The chaos day itself

During the chaos day, the chaos monkey will introduce unexpected challenges and disruptions across the organisation. Potential disruptions could include:

  • Modifying infrastructure
  • Committing breaking changes to codebases
  • Spoofing attacks
  • Spoofing user or stakeholder issues
  • Tooling unavailability

The aim of any chaos day is to test the adaptability and resilience of cross-functional teams, compelling them to think creatively, prioritise effectively, and collaborate efficiently to overcome the challenges presented.

The team is expected to treat the incident as if it were a production incident, so it is not uncommon for people outside of the team to also be involved.

A few tips for budding chaos monkeys:

  • Create your own runbook ahead of time. Have five to ten disruptions planned, with steps to reproduce. Introduce them in dev beforehand if you can without giving the game away, to give you confidence that you can execute easily on the day. You can even go further and list out some clues you could also drop to help the team diagnose an incident.
  • Don’t over do it! If a team are struggling with one issue, keep your next one in your back pocket rather than hitting them with multiple at the same time.
  • Sense when to put the team out of their misery. Some disruptions can go under the radar for many different reasons. If this happens, feel free to move on to the next one to try and make the most of the day.

And a few suggestions for the lucky ones who are about to welcome the chaos monkey into their domain for the day:

  • Don’t over-prepare. Perhaps be that little bit more vigilant on checking your observability dashboards, but there’s no need for any dedicated prep. In fact, it’s better you do none, to make it as close to reality as possible.
  • Go easy on yourselves. I’ve never seen a chaos day where one of the items hasn’t gone undiscovered. That’s the whole point, so don’t beat yourself up about it. This isn’t a test that you can pass or fail.
  • Don’t fake it. If you’re e.g. the product manager in the team, don’t force yourself into the conversation if you wouldn’t usually be in the mix in real life. It’s easy to get swept up in the fun and excitement of a chaos day, but its crucial that the incidents are reacted to as they would be on production.
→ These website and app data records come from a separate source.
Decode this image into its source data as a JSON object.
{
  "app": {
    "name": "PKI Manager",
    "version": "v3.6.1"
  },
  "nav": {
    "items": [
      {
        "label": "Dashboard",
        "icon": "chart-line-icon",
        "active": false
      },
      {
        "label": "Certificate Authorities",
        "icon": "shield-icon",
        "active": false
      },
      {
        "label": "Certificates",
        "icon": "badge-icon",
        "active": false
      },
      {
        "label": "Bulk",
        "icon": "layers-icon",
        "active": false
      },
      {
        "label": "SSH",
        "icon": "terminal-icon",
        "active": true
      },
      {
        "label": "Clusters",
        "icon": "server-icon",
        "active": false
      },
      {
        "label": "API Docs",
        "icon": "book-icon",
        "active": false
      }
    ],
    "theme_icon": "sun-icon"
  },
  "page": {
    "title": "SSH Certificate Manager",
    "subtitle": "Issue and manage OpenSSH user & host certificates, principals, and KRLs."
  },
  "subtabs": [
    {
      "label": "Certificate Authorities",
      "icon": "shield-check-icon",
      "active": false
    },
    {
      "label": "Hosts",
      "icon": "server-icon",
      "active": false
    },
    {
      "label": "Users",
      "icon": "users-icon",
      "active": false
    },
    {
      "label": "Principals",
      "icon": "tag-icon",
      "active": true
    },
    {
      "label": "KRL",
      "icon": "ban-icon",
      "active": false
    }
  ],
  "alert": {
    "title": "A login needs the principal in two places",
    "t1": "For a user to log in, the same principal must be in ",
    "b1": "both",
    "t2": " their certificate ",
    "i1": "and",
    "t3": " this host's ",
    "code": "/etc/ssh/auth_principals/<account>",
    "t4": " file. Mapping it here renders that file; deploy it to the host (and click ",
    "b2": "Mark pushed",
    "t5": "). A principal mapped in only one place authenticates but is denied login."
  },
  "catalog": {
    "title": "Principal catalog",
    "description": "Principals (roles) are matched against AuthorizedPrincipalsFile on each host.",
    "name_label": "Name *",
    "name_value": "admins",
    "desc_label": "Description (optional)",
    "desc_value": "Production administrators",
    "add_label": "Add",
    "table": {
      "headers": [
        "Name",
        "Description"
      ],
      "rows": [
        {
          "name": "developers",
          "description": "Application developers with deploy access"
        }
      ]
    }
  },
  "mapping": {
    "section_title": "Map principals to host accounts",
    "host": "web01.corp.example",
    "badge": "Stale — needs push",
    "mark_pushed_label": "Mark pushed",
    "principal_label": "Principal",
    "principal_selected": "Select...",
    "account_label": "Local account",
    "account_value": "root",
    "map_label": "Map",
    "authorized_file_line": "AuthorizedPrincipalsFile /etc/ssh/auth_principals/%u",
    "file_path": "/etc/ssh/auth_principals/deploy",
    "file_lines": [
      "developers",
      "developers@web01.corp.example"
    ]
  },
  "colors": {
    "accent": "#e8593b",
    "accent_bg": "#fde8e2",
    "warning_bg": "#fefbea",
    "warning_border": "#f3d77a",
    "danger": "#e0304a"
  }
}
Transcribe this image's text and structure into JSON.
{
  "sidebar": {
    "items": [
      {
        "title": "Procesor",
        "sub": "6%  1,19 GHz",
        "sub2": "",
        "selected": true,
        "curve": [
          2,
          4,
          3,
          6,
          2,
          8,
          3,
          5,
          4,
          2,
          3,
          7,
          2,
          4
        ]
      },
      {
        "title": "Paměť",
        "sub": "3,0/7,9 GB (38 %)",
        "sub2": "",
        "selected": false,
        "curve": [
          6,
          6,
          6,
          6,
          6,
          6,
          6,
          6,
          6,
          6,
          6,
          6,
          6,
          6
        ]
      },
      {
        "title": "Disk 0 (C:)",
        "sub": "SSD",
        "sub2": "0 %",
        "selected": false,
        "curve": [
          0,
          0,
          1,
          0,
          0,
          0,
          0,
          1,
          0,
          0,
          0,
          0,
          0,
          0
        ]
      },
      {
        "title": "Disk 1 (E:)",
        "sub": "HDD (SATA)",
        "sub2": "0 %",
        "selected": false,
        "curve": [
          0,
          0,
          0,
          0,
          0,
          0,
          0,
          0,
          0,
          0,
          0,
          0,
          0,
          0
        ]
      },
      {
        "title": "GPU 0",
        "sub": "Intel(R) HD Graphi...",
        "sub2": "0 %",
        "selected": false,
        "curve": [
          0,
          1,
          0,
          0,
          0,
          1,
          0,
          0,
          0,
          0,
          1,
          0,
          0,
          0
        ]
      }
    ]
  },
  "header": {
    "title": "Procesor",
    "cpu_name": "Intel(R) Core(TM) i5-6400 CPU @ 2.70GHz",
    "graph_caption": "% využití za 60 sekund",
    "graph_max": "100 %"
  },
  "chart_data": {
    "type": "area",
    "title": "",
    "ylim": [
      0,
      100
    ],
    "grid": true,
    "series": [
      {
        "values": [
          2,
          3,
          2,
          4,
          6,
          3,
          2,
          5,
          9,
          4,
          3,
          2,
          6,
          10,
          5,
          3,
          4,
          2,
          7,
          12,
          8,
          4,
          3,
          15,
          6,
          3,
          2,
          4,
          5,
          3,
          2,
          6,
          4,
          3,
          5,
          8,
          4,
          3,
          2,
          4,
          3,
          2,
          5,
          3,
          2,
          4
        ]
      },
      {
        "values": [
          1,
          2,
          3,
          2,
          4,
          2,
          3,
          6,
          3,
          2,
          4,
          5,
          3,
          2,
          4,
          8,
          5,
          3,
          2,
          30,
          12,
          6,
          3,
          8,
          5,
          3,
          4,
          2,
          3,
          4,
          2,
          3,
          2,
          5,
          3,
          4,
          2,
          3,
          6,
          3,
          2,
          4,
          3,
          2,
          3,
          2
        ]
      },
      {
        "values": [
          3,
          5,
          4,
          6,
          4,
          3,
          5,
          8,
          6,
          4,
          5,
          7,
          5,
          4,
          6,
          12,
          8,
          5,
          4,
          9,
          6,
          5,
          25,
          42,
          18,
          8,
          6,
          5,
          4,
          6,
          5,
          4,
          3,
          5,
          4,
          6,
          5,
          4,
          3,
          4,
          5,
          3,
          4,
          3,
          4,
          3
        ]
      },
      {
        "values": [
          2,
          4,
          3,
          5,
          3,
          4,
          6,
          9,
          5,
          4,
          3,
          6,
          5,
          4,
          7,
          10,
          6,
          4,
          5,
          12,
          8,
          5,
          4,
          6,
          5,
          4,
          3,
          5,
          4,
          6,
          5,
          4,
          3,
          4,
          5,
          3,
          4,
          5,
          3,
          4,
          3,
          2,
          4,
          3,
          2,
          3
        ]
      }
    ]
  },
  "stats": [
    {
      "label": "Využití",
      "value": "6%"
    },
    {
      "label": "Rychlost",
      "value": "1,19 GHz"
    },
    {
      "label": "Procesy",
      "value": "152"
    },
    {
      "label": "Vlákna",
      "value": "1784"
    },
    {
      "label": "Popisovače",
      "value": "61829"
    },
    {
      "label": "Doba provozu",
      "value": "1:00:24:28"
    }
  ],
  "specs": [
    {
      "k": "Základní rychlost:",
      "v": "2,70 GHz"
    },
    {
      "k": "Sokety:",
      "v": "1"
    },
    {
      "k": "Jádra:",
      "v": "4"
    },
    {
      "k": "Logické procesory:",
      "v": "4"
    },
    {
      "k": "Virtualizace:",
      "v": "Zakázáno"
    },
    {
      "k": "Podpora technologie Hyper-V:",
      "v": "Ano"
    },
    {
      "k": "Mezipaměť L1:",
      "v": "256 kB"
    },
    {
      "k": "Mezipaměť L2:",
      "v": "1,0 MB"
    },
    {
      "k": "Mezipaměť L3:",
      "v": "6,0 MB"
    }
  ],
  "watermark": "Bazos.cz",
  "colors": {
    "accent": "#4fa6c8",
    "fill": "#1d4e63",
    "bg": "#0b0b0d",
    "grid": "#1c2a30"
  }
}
This isn’t an opportunity to be a hero for a day.

Reflection and adaptation

Following the chaos day, reflection and adaptation are crucial. You can capture the learnings from the experience through:

  • Conducting a thorough debrief session with all team members involved. It’s good for the chaos monkey to conduct this, and play back their perspective on how things went.
  • Identifying key learnings, areas for improvement, and opportunities for growth.
  • Documenting the outcomes and insights gained from the chaos day.
  • Implementing changes and adaptations to enhance the resilience and adaptability of cross-functional teams.

Benefits of the chaos monkey approach

Embracing the chaos monkey can lead to many benefits for cross-functional teams, including:

  • Improved adaptability and resilience to unexpected challenges.
  • Enhanced teamwork, collaboration, and communication skills across the whole org.
  • A greater understanding of the strengths and weaknesses of cross-functional teams.
  • The ability to identify and address potential vulnerabilities before they escalate into critical issues.

Plus, they're really fun! And they set a great precedence of being on the front foot - being able to proactively set some time aside away from the grind to improve as a team.

In summary

In an industry where change is constant and the unexpected can happen at any moment, the chaos monkey approach offers a proactive method for bolstering the resilience and adaptability of cross-functional teams and the wider organisation as a whole.

By embracing chaos and uncertainty, organisations can ensure that they are better prepared to face the challenges of tomorrow.

The next time you're looking to strengthen your product teams, consider giving the chaos monkey a call.